• Stay away from protein powders and protein bars. I do not recommend protein supplements. More often than not, protein supplements such as protein drinks, shakes, and bars are loaded with sugar and empty calories. One popular protein bar on the market that calls itself a “meal replacement” contains over 400 calories, is loaded with isolates and contains 32 grams of sugar! This is a high price to pay to get a convenient 30 grams of protein that this bar offers. Stay away from them. The only exception that I advocate as a protein supplement are BCAAs (Branched Chain Amino Acids) which can help with the recovery process. BCAAs are available in powder or tablet form at your local health food store.
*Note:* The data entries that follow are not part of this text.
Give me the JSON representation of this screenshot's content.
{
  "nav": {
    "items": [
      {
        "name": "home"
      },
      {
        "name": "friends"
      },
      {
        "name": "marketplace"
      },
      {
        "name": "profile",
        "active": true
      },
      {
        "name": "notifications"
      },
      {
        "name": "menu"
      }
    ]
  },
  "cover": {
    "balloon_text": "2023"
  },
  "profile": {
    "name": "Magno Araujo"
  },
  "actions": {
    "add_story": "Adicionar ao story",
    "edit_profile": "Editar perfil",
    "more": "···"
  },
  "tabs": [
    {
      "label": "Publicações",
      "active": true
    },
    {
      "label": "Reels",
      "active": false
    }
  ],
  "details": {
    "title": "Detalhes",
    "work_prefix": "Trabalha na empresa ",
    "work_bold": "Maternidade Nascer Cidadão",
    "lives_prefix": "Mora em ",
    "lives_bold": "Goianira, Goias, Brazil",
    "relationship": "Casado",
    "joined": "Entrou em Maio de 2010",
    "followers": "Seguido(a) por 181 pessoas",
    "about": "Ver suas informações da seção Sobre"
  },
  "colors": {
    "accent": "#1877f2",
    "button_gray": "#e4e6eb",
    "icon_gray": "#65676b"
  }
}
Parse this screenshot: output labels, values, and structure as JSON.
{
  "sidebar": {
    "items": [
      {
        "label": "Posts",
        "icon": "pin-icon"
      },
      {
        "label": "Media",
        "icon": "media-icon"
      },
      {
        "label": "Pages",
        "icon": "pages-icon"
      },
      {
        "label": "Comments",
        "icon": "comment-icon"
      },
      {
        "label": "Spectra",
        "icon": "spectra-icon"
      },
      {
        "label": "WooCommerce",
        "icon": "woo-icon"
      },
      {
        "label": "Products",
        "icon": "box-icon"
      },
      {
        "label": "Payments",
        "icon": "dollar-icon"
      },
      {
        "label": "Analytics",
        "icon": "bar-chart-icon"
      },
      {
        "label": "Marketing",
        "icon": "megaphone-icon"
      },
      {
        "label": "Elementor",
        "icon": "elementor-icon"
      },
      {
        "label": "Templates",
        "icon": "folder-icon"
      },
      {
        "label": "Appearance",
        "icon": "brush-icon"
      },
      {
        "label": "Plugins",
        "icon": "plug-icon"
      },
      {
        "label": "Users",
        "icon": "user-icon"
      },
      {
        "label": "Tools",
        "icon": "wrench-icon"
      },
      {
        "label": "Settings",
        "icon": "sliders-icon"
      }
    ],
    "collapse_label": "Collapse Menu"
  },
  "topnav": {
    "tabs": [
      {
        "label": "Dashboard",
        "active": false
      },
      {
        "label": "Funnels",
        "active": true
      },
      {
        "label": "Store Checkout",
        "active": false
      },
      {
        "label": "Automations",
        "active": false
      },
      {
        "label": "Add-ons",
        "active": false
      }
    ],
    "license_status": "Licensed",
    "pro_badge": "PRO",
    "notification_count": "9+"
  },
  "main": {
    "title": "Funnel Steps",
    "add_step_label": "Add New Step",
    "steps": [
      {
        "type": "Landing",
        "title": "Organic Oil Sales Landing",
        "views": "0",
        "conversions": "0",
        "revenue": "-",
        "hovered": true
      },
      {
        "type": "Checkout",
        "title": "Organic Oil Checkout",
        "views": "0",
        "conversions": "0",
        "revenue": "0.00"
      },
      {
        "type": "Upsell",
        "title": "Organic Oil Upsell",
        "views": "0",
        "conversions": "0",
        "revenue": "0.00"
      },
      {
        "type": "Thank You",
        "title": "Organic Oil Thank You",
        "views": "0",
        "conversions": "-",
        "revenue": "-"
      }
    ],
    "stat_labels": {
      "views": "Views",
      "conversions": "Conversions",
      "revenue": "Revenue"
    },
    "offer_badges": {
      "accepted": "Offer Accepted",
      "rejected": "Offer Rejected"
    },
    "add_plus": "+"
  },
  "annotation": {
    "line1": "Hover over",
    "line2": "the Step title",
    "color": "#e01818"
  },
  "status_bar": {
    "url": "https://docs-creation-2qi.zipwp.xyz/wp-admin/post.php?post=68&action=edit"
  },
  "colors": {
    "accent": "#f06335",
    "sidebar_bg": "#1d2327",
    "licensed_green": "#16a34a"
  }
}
Many who undertake a muscle building regimen underestimate the importance of rest. They mistakenly believe that they are “building” muscle in the gym. Actually during resistance training, the opposite occurs- you are tearing down muscle fibers or causing micro tears in the muscle tissue. Don’t worry- this is exactly what you want to occur during resistance training. The body will respond to this stimuli from your training by taking those torn down muscle fibers and repairing them by growing bigger, stronger, and harder. But the only way the body can meet this condition in which the muscle fibers heal and grow bigger and stronger is during sleep. Everyone’s sleep needs are different. The trick is to find out how much sleep you need and then stick to your routine. If you need 8-10 hours of sleep every night, then make whatever adjustments you need to get those 8-10 hours of rest. A good rule of thumb to determine if you get enough sleep is if you wake up refreshed and energetic without an alarm clock. If you require any type of external stimuli to wake you up in the morning, then you are sleep deprived which means your body’s internal housekeeping is not done yet- and this includes repairing torn down muscle tissue. Needless to say, you will not make the progress you are after in the gym if you do not get enough rest ( For more detail on proper rest, see my blog from February 4 , 2015 “Lose those Extra Pounds by Sleeping More”).

Put these two factors together- nutrition and rest into your strength training routine. You will be amazed at your progress in building healthy muscle mass and the ability to recuperate after each training session!


Andrews, Ryan. All about Muscle Growth. n.d n.d n.d. 4 July 2015.
Matthews, Michael. How Much Protein You Should Eat to Build Muscle. n.d n.d n.d. 04 07 2015.
Mehdi. 20 Super Foods You Need to Build Muscle & Lose Fat. 14 August 2014. 04 July 2015.

James Torro
James A. Torro is a former certified fitness instructor and is currently a nutrition major. He earned his MBA from the University of Scranton and lives in Tampa, Florida with his wife and two children.